With the need for cutting the parts eliminated and going to the use of the programmable table, the labor used for testing the 48 samples was reduced to six minutes total. This is a reduction from five minutes per part to approximately 7.5 seconds per part. According to Mr. Boyer, "Using x-ray fluorescence gets results much more rapidly, and the area to be tested is controlled by the programmed table which reduces the chance for errors."
The Vacuum Coating Division of Hohman Plating has coated more than one million parts for the aerospace industry alone, pioneering many coatings that have become industry standards such as MoS2. The main focus of coatings is tribological in nature. The coating chambers are capable of processing parts by sputtering, electron beam ion plating and cathodic arc plasma deposition. All engineers, technicians and operators at Hohman are highly skilled and undergo extensive training programs in the field of vacuum coatings. Modern testing facilities are available for insuring compliance of coatings to specifications. Vacuum coatings are deposited according to stringent specifications, with thickness requirements common. The x-ray fluorescence system is a convenient method for measuring coating thickness on actual parts rather than on flat coupons.
The x-ray fluorescence system can be used for testing the thickness of vacuum deposited titanium nitride and other hard-wear coatings, which have been successfully used to extend the life of various tools and machined parts. Titanium nitride and other hard-wear coatings are applied to a variety of mechanical components such as gears, splines, shafts, spindles, ways, bearings or any device where wear resistance is important. There are many environments in which surfaces are subjected to heavy abrasion by foreign particles. Perhaps the most severe of these is in gas turbine engines. Turbine engines, particularly those on helicopters, continually ingest large quantities of sand, dust, and other debris that bombard the compressor blades and impellers in the engine and abrade their surfaces.
Other test instruments used in the plant for quality control include an EMX thickness testing tabletop instrument. It is used for high inspection productivity with high accuracy for measuring cadmium, copper, zinc and electroplated nickel over ferrous metals.

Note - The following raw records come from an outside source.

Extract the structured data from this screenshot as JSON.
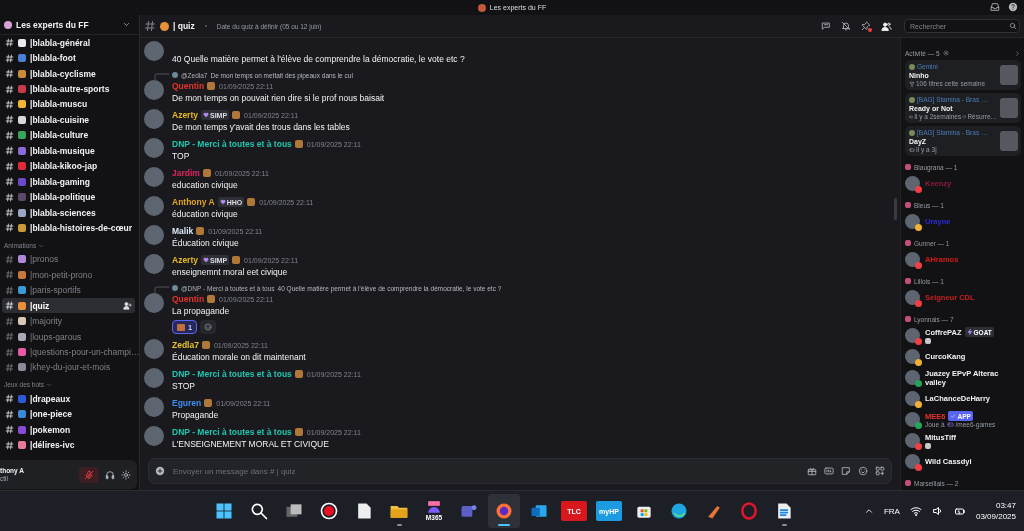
{
  "titlebar": {
    "title": "Les experts du FF"
  },
  "server": {
    "name": "Les experts du FF",
    "categories": [
      {
        "channels": [
          {
            "name": "|blabla-général",
            "unread": true,
            "selected": false,
            "color": "#e8e8f0"
          },
          {
            "name": "|blabla-foot",
            "unread": true,
            "selected": false,
            "color": "#4a7fd6"
          },
          {
            "name": "|blabla-cyclisme",
            "unread": true,
            "selected": false,
            "color": "#c98a3a"
          },
          {
            "name": "|blabla-autre-sports",
            "unread": true,
            "selected": false,
            "color": "#c83a4a"
          },
          {
            "name": "|blabla-muscu",
            "unread": true,
            "selected": false,
            "color": "#f2b531"
          },
          {
            "name": "|blabla-cuisine",
            "unread": true,
            "selected": false,
            "color": "#d8d8d8"
          },
          {
            "name": "|blabla-culture",
            "unread": true,
            "selected": false,
            "color": "#3aa55a"
          },
          {
            "name": "|blabla-musique",
            "unread": true,
            "selected": false,
            "color": "#8a6ad8"
          },
          {
            "name": "|blabla-kikoo-jap",
            "unread": true,
            "selected": false,
            "color": "#e02a3a"
          },
          {
            "name": "|blabla-gaming",
            "unread": true,
            "selected": false,
            "color": "#6a4ac8"
          },
          {
            "name": "|blabla-politique",
            "unread": true,
            "selected": false,
            "color": "#5a4a6a"
          },
          {
            "name": "|blabla-sciences",
            "unread": true,
            "selected": false,
            "color": "#9aa8c8"
          },
          {
            "name": "|blabla-histoires-de-cœur",
            "unread": true,
            "selected": false,
            "color": "#c89a3a"
          }
        ]
      },
      {
        "name": "Animations",
        "channels": [
          {
            "name": "|pronos",
            "unread": false,
            "selected": false,
            "color": "#b08ad8"
          },
          {
            "name": "|mon-petit-prono",
            "unread": false,
            "selected": false,
            "color": "#c8783a"
          },
          {
            "name": "|paris-sportifs",
            "unread": false,
            "selected": false,
            "color": "#3a9ad8"
          },
          {
            "name": "|quiz",
            "unread": true,
            "selected": true,
            "color": "#e8903a"
          },
          {
            "name": "|majority",
            "unread": false,
            "selected": false,
            "color": "#d8c8b8"
          },
          {
            "name": "|loups-garous",
            "unread": false,
            "selected": false,
            "color": "#a8a8b8"
          },
          {
            "name": "|questions-pour-un-champi…",
            "unread": false,
            "selected": false,
            "color": "#e85aa8"
          },
          {
            "name": "|khey-du-jour-et-mois",
            "unread": false,
            "selected": false,
            "color": "#8a8a9a"
          }
        ]
      },
      {
        "name": "Jeux des bots",
        "channels": [
          {
            "name": "|drapeaux",
            "unread": true,
            "selected": false,
            "color": "#2a5ad8"
          },
          {
            "name": "|one-piece",
            "unread": true,
            "selected": false,
            "color": "#3a8ad8"
          },
          {
            "name": "|pokemon",
            "unread": true,
            "selected": false,
            "color": "#8a4ad8"
          },
          {
            "name": "|délires-ivc",
            "unread": true,
            "selected": false,
            "color": "#e87a9a"
          }
        ]
      }
    ]
  },
  "user_panel": {
    "name": "thony A",
    "status": "ctil",
    "mic_muted": true
  },
  "header": {
    "channel": "| quiz",
    "topic": "Date du quiz à définir (05 ou 12 juin)",
    "pins_unread": true,
    "search": {
      "placeholder": "Rechercher"
    }
  },
  "messages": [
    {
      "text": "40 Quelle matière permet à l'élève de comprendre la démocratie, le vote etc ?"
    },
    {
      "reply": {
        "mention": "@Zedla7",
        "text": "De mon temps on mettait des pipeaux dans le cul"
      },
      "author": "Quentin",
      "color": "#e5332a",
      "role_icon": true,
      "time": "01/09/2025 22:11",
      "text": "De mon temps on pouvait rien dire si le prof nous baisait"
    },
    {
      "author": "Azerty",
      "color": "#e8b923",
      "tag": "SIMP",
      "role_icon": true,
      "time": "01/09/2025 22:11",
      "text": "De mon temps y'avait des trous dans les tables"
    },
    {
      "author": "DNP - Merci à toutes et à tous",
      "color": "#1fc7b0",
      "role_icon": true,
      "time": "01/09/2025 22:11",
      "text": "TOP"
    },
    {
      "author": "Jardim",
      "color": "#e0245e",
      "role_icon": true,
      "time": "01/09/2025 22:11",
      "text": "education civique"
    },
    {
      "author": "Anthony A",
      "color": "#e0a526",
      "tag": "HHO",
      "role_icon": true,
      "time": "01/09/2025 22:11",
      "text": "éducation civique"
    },
    {
      "author": "Malik",
      "color": "#dbe6f7",
      "role_icon": true,
      "time": "01/09/2025 22:11",
      "text": "Éducation civique"
    },
    {
      "author": "Azerty",
      "color": "#e8b923",
      "tag": "SIMP",
      "role_icon": true,
      "time": "01/09/2025 22:11",
      "text": "enseignemnt moral eet civique"
    },
    {
      "reply": {
        "mention": "@DNP - Merci à toutes et à tous",
        "text": "40 Quelle matière permet à l'élève de comprendre la démocratie, le vote etc ?"
      },
      "author": "Quentin",
      "color": "#e5332a",
      "role_icon": true,
      "time": "01/09/2025 22:11",
      "text": "La propagande",
      "reactions": [
        {
          "count": "1",
          "selected": true
        }
      ]
    },
    {
      "author": "Zedla7",
      "color": "#e8c229",
      "role_icon": true,
      "time": "01/09/2025 22:11",
      "text": "Éducation morale on dit maintenant"
    },
    {
      "author": "DNP - Merci à toutes et à tous",
      "color": "#1fc7b0",
      "role_icon": true,
      "time": "01/09/2025 22:11",
      "text": "STOP"
    },
    {
      "author": "Eguren",
      "color": "#3f8cf0",
      "role_icon": true,
      "time": "01/09/2025 22:11",
      "text": "Propagande"
    },
    {
      "author": "DNP - Merci à toutes et à tous",
      "color": "#1fc7b0",
      "role_icon": true,
      "time": "01/09/2025 22:11",
      "text": "L'ENSEIGNEMENT MORAL ET CIVIQUE"
    }
  ],
  "composer": {
    "placeholder": "Envoyer un message dans # | quiz"
  },
  "activity": {
    "title": "Activité — 5",
    "cards": [
      {
        "app": "Gemini",
        "title": "Ninho",
        "detail": "106 titres cette semaine",
        "kind": "music"
      },
      {
        "app": "[BAG] Stamina - Bras …",
        "title": "Ready or Not",
        "detail": "Il y a 2semaines",
        "extra": "Résurre…",
        "kind": "game"
      },
      {
        "app": "[BAG] Stamina - Bras …",
        "title": "DayZ",
        "detail": "Il y a 3j",
        "kind": "game"
      }
    ]
  },
  "member_groups": [
    {
      "name": "Blaugrana — 1",
      "members": [
        {
          "name": "Keenzy",
          "color": "#8c1c3c",
          "status": {
            "color": "#f23f43"
          }
        }
      ]
    },
    {
      "name": "Bleus — 1",
      "members": [
        {
          "name": "Urayne",
          "color": "#2b2bd6",
          "status": {
            "color": "#f0b232"
          }
        }
      ]
    },
    {
      "name": "Gunner — 1",
      "members": [
        {
          "name": "AHramos",
          "color": "#d41a1a",
          "status": {
            "color": "#f23f43"
          }
        }
      ]
    },
    {
      "name": "Lillois — 1",
      "members": [
        {
          "name": "Seigneur CDL",
          "color": "#c4201f",
          "status": {
            "color": "#f23f43"
          }
        }
      ]
    },
    {
      "name": "Lyonnais — 7",
      "members": [
        {
          "name": "CoffrePAZ",
          "color": "#f2f3f5",
          "status": {
            "color": "#f23f43"
          },
          "tag": "GOAT",
          "status_emoji": true
        },
        {
          "name": "CurcoKang",
          "color": "#f2f3f5",
          "status": {
            "color": "#f0b232"
          }
        },
        {
          "name": "Juazey EPvP Alterac valley",
          "color": "#f2f3f5",
          "status": {
            "color": "#23a55a"
          }
        },
        {
          "name": "LaChanceDeHarry",
          "color": "#f2f3f5",
          "status": {
            "color": "#f0b232"
          }
        },
        {
          "name": "MEE6",
          "color": "#e8302a",
          "status": {
            "color": "#23a55a"
          },
          "tag": "APP",
          "activity": {
            "prefix": "Joue à",
            "name": "/mee6-games"
          }
        },
        {
          "name": "MitusTiff",
          "color": "#f2f3f5",
          "status": {
            "color": "#f23f43"
          },
          "status_emoji": true
        },
        {
          "name": "Wild Cassdyi",
          "color": "#f2f3f5",
          "status": {
            "color": "#f23f43"
          }
        }
      ]
    },
    {
      "name": "Marseillais — 2"
    }
  ],
  "taskbar": {
    "apps": [
      {
        "kind": "start",
        "running": false,
        "active": false
      },
      {
        "kind": "search",
        "running": false,
        "active": false
      },
      {
        "kind": "taskview",
        "running": false,
        "active": false
      },
      {
        "kind": "record",
        "running": false,
        "active": false
      },
      {
        "kind": "file",
        "running": false,
        "active": false
      },
      {
        "kind": "folder",
        "running": true,
        "active": false
      },
      {
        "kind": "m365",
        "label": "M365",
        "running": false,
        "active": false
      },
      {
        "kind": "teams",
        "running": false,
        "active": false
      },
      {
        "kind": "firefox",
        "running": true,
        "active": true
      },
      {
        "kind": "outlook",
        "running": false,
        "active": false
      },
      {
        "kind": "tlc",
        "label": "TLC",
        "running": false,
        "active": false
      },
      {
        "kind": "myhp",
        "label": "myHP",
        "running": false,
        "active": false
      },
      {
        "kind": "store",
        "running": false,
        "active": false
      },
      {
        "kind": "edge",
        "running": false,
        "active": false
      },
      {
        "kind": "ccleaner",
        "running": false,
        "active": false
      },
      {
        "kind": "opera",
        "running": false,
        "active": false
      },
      {
        "kind": "writer",
        "running": true,
        "active": false
      }
    ],
    "language": "FRA",
    "time": "03:47",
    "date": "03/09/2025"
  }
}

Four hand-held CGX-A and CGX-B coating thickness gages are used throughout the plant for coating thickness verification. The A gage is used to check non-ferrous coatings over ferrous substrates and the B gage uses the eddy-current principle for checking anodized coatings on aluminum.
The EM is located in the plating department for easy operator access. Two CGX units are assigned to quality control, and two CGX units are in the quality control department for general plant sign-out.
Training operators on the many test instruments is vital and essential to quality control. The length of time it takes to orient the operators in the use of the test instruments varies with operator, machine and application. "Usually 15 to 20 minutes enables the operator to go it alone," according to David Wall, quality assurance manager.
"Our emphasis is on the importance of quality in meeting customers' specifications. This demonstrates Hohman's commitment to high quality work," Mr. Wall further asserted.